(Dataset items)
+ + + + +
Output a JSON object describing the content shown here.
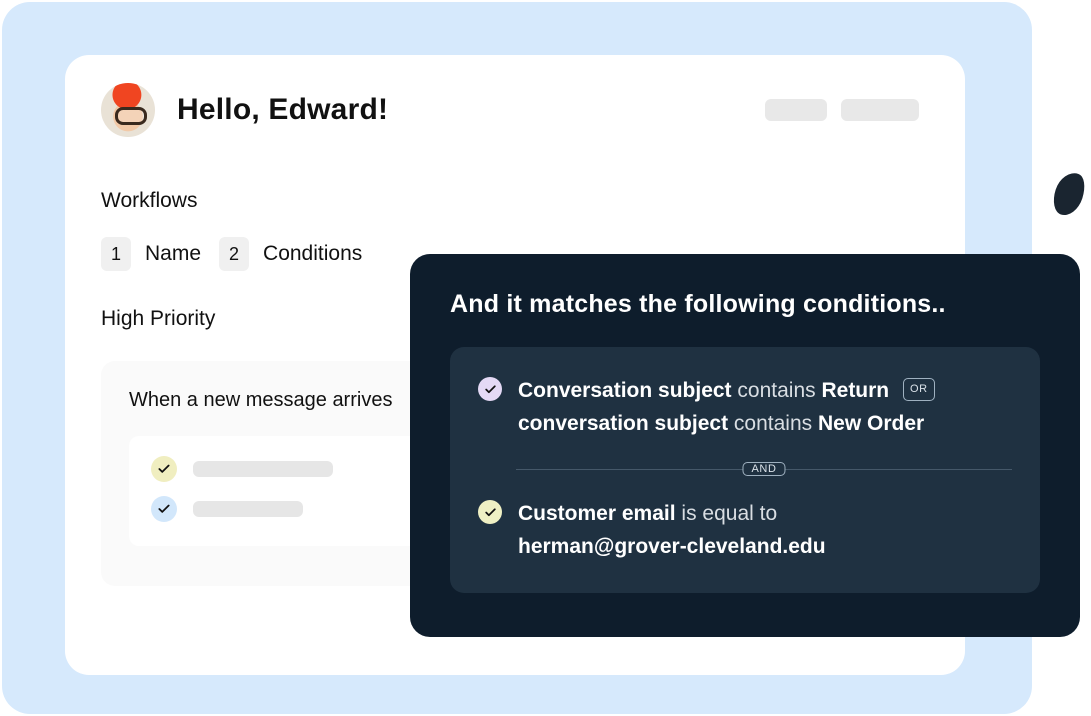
{
  "header": {
    "greeting": "Hello, Edward!"
  },
  "workflows": {
    "section_title": "Workflows",
    "steps": [
      {
        "num": "1",
        "label": "Name"
      },
      {
        "num": "2",
        "label": "Conditions"
      }
    ],
    "current_name": "High Priority",
    "trigger_card_title": "When a new message arrives"
  },
  "conditions_panel": {
    "title": "And it matches the following conditions..",
    "or_chip": "OR",
    "and_chip": "AND",
    "group1": {
      "line1_field": "Conversation subject",
      "line1_op": "contains",
      "line1_value": "Return",
      "line2_field": "conversation subject",
      "line2_op": "contains",
      "line2_value": "New Order"
    },
    "group2": {
      "field": "Customer email",
      "op": "is equal to",
      "value": "herman@grover-cleveland.edu"
    }
  }
}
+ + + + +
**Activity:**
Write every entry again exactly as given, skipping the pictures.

**Exercise solution:**
Output a JSON object describing the content shown here.
{
  "header": {
    "greeting": "Hello, Edward!"
  },
  "workflows": {
    "section_title": "Workflows",
    "steps": [
      {
        "num": "1",
        "label": "Name"
      },
      {
        "num": "2",
        "label": "Conditions"
      }
    ],
    "current_name": "High Priority",
    "trigger_card_title": "When a new message arrives"
  },
  "conditions_panel": {
    "title": "And it matches the following conditions..",
    "or_chip": "OR",
    "and_chip": "AND",
    "group1": {
      "line1_field": "Conversation subject",
      "line1_op": "contains",
      "line1_value": "Return",
      "line2_field": "conversation subject",
      "line2_op": "contains",
      "line2_value": "New Order"
    },
    "group2": {
      "field": "Customer email",
      "op": "is equal to",
      "value": "herman@grover-cleveland.edu"
    }
  }
}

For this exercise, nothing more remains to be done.